Bills great Jim Kelly expects more cancer surgery
This recent photo provided by Jill Kelly shows Jim Kelly, left, with his daughter, Camryn. Hall of Fame quarterback Jim Kelly is expected to undergo surgery following the return of oral cancer. His wife, Jill, says the cancer is aggressive and starting to spread. The 54-year-old former Buffalo Bills star is being treated in New York City. Brother Dan Kelly tells The Associated Press on Tuesday, March 25, 2014, that doctors are leaning toward surgery on Thursday or perhaps April 1. (AP Photo/Jill Kelly)
Photo by AP
BUFFALO, N.Y. — Hall of Fame quarterback Jim Kelly is expected to have surgery again following the recurrence of cancer that his wife described as aggressive and “starting to spread.”
Doctors for the 54-year-old former Buffalo Bills star and East Brady native are leaning toward surgery Thursday or perhaps April 1 at a New York City hospital, brother Dan Kelly told the Associated Press on Tuesday.
Kelly's doctors in Buffalo said March 14 the cancer was found to have returned when Kelly had follow-up tests after surgery last June to remove cancerous cells from his upper jaw.
Since then, his wife, Jill Kelly, has provided updates on social media. In a March 21 blog post, she described the hospital rooms “where we ‘huddle up' as a family to call the next play and plan the next move now that the cancer's back, aggressive, and starting to spread.”
The couple's daughter, Erin, a college student, on Saturday posted a photo showing her lying next to her father in a hospital bed, her head resting on his right shoulder as they watched college basketball.
“Watching the Syracuse game with daddy ... he's my buddy! Love him so much!!” read the post.
Two March 21 photos she posted show former teammates Andre Reed, Bruce Smith and Thurman Thomas smiling with Kelly during a visit at his home.
News of Kelly's cancer has brought an outpouring of well wishes from the community and beyond for the family, which has remained in Buffalo since Kelly's retirement from football following the 1996 season.
Kelly spent 11 seasons with the Bills and was the face of Bills teams that made four consecutive Super Bowl appearances in the early 1990s, only to lose them all. He was inducted into the Pro Football Hall of Fame in 2002.
Jim and Jill Kelly established the Hunter's Hope Foundation here in 1997 after their son, Hunter, was born with Krabbe disease, an inherited degenerative disorder of the central and peripheral nervous systems. Given little more than three years to live, Hunter died at age 8 in 2005.

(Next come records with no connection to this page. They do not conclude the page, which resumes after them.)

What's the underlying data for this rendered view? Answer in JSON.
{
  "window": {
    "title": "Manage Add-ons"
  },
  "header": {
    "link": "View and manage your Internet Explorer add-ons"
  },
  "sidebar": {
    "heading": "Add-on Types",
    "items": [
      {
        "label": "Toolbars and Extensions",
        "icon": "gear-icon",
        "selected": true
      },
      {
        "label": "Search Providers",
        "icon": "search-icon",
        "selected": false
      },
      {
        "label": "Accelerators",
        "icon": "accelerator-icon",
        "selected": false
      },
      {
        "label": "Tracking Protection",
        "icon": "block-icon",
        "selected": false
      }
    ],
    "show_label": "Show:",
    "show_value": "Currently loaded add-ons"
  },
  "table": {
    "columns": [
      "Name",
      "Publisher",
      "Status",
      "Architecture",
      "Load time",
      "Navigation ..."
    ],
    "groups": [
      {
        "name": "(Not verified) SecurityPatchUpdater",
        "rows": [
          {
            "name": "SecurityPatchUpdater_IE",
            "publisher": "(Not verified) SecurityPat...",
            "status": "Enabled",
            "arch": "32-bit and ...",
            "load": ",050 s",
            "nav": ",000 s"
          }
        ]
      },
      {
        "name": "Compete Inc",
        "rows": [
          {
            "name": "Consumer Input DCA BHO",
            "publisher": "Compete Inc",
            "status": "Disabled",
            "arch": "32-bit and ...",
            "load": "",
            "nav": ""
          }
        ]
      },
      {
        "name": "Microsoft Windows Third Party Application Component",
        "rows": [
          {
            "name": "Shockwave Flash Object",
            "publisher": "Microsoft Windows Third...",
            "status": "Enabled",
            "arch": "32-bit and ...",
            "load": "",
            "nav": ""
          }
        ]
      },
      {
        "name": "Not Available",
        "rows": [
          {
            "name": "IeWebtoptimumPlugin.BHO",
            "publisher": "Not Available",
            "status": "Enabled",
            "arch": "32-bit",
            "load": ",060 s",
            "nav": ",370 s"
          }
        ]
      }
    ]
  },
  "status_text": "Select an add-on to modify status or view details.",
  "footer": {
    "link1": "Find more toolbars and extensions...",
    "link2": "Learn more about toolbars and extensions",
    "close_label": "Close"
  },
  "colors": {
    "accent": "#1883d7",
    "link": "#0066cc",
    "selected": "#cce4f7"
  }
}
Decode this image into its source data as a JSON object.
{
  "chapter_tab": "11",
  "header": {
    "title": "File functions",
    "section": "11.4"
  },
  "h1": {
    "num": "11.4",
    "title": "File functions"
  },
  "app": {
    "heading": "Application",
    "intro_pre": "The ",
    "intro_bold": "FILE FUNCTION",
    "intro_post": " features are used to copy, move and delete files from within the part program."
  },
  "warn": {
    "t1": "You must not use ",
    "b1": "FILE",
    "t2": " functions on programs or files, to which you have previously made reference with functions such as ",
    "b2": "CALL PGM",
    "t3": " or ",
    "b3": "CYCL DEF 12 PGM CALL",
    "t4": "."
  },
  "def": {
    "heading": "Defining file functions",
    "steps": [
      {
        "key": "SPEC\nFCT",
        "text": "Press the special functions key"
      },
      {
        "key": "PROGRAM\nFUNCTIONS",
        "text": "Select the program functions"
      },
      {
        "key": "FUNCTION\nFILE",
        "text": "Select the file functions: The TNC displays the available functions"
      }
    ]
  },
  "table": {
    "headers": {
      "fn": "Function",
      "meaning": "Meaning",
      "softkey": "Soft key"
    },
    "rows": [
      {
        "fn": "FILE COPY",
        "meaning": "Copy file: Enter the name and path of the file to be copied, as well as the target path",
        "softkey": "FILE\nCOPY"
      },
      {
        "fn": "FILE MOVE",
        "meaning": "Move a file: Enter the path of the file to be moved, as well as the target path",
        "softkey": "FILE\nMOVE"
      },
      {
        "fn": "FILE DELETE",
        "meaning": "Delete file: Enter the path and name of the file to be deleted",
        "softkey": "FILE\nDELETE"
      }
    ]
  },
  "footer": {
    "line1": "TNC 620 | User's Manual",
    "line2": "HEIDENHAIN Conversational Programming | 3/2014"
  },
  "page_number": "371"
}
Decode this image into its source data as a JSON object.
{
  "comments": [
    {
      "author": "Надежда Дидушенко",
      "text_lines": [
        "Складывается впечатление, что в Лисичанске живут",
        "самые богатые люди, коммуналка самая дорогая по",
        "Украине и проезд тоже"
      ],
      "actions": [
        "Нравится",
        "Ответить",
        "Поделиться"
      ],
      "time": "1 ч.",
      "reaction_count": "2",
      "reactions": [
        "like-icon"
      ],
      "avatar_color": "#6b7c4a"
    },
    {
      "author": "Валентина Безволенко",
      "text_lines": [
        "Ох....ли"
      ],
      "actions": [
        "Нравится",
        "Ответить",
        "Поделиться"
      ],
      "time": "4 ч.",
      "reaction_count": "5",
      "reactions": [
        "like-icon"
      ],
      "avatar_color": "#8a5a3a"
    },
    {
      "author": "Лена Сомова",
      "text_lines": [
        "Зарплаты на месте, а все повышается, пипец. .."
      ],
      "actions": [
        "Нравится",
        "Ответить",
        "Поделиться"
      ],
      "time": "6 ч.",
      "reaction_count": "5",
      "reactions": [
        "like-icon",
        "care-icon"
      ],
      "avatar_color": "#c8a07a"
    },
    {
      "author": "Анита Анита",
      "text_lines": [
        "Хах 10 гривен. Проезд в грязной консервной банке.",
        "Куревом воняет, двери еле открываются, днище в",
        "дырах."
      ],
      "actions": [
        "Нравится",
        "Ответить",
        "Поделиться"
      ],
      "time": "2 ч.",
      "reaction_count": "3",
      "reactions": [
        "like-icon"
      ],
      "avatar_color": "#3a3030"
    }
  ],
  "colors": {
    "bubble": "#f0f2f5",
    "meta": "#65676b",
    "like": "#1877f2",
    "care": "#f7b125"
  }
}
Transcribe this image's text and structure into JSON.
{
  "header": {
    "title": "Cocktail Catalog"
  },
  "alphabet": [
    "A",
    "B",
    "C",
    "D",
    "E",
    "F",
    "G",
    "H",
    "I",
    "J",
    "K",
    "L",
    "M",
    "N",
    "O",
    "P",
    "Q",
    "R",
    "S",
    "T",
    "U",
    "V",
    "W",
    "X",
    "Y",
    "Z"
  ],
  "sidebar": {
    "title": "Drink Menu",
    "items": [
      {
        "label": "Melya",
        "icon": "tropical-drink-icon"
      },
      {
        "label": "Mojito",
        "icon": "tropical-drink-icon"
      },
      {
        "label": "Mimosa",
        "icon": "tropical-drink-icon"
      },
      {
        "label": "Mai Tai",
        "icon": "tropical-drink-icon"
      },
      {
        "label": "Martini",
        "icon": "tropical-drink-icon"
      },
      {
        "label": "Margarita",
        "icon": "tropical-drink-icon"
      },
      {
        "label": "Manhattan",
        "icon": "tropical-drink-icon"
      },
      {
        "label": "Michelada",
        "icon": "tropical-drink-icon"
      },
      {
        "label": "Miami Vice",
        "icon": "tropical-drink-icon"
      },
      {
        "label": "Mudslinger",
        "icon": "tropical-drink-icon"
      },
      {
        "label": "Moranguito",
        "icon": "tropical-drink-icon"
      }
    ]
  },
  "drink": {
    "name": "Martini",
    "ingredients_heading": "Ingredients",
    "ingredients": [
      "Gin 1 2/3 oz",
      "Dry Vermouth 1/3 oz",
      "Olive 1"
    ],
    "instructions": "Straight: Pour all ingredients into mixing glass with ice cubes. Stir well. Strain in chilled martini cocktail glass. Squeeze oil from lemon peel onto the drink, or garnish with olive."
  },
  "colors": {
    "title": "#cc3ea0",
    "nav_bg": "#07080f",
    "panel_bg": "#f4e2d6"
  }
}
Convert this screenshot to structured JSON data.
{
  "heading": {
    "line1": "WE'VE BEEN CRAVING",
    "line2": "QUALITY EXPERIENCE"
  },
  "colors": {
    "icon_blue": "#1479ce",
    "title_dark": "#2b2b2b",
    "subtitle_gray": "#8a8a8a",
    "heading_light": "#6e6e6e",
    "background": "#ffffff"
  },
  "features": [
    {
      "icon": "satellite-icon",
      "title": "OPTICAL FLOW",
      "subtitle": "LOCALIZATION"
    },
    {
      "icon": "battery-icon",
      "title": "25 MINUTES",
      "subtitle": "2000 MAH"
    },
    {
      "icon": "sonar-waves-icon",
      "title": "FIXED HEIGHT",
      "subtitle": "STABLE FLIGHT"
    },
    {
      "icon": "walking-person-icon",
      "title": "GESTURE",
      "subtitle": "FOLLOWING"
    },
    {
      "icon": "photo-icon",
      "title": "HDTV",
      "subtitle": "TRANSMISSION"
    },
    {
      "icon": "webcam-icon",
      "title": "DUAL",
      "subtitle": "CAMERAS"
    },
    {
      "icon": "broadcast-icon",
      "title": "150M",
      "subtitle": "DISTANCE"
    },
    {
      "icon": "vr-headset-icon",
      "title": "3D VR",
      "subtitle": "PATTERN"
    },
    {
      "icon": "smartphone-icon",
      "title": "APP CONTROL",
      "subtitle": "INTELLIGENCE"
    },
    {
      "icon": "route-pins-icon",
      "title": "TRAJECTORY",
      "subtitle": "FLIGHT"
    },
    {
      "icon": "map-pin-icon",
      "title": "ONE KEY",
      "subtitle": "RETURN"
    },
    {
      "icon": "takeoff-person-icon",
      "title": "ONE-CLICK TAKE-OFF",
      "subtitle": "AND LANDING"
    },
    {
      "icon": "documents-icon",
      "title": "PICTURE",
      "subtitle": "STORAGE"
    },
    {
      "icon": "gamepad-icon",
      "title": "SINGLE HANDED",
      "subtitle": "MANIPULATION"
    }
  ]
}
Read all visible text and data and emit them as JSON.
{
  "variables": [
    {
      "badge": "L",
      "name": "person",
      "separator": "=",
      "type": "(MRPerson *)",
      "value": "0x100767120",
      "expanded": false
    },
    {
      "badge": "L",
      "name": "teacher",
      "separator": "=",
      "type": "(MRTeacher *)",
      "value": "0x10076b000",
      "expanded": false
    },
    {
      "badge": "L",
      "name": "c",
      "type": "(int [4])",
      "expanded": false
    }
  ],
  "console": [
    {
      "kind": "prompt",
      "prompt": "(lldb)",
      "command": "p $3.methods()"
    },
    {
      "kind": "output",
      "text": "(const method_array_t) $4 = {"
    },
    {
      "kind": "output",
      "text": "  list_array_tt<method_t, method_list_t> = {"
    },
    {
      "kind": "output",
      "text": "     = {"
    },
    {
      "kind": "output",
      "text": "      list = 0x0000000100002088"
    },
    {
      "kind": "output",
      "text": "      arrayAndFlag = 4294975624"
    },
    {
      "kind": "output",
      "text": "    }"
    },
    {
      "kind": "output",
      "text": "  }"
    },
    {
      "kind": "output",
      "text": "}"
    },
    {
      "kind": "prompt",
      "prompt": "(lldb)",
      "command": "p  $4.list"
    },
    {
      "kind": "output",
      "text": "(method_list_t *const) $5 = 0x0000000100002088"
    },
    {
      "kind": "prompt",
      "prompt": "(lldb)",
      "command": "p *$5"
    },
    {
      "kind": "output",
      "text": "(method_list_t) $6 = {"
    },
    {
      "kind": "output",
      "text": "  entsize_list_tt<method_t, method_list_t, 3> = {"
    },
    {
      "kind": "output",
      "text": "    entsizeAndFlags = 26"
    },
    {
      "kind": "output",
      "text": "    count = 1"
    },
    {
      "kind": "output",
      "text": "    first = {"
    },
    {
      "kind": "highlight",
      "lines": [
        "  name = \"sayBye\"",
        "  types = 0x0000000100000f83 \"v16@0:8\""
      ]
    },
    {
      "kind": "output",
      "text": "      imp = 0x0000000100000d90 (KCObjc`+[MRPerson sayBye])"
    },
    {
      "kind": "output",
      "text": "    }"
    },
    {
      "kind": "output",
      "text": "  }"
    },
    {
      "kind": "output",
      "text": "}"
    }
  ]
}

“So incredibly overwhelmed and thankful” for “the multitudes who are praying for Jim,” Jill Kelly wrote on Twitter on Sunday after the congregation at the Chapel at CrossPoint in the suburb of Getzville prayed for Kelly in a service streamed online.
“He's strong,” Dan Kelly said. “Jim is humbled by all the prayers coming in.”
TribLive commenting policy
You are solely responsible for your comments and by using TribLive.com you agree to our Terms of Service.
We moderate comments. Our goal is to provide substantive commentary for a general readership. By screening submissions, we provide a space where readers can share intelligent and informed commentary that enhances the quality of our news and information.
While most comments will be posted if they are on-topic and not abusive, moderating decisions are subjective. We will make them as carefully and consistently as we can. Because of the volume of reader comments, we cannot review individual moderation decisions with readers.
We value thoughtful comments representing a range of views that make their point quickly and politely. We make an effort to protect discussions from repeated comments â either by the same reader or different readers.
We follow the same standards for taste as the daily newspaper. A few things we won't tolerate: personal attacks, obscenity, vulgarity, profanity (including expletives and letters followed by dashes), commercial promotion, impersonations, incoherence, proselytizing and SHOUTING. Don't include URLs to Web sites.
We do not edit comments. They are either approved or deleted. We reserve the right to edit a comment that is quoted or excerpted in an article. In this case, we may fix spelling and punctuation.
We welcome strong opinions and criticism of our work, but we don't want comments to become bogged down with discussions of our policies and we will moderate accordingly.
We appreciate it when readers and people quoted in articles or blog posts point out errors of fact or emphasis and will investigate all assertions. But these suggestions should be sent via e-mail. To avoid distracting other readers, we won't publish comments that suggest a correction. Instead, corrections will be made in a blog post or in an article.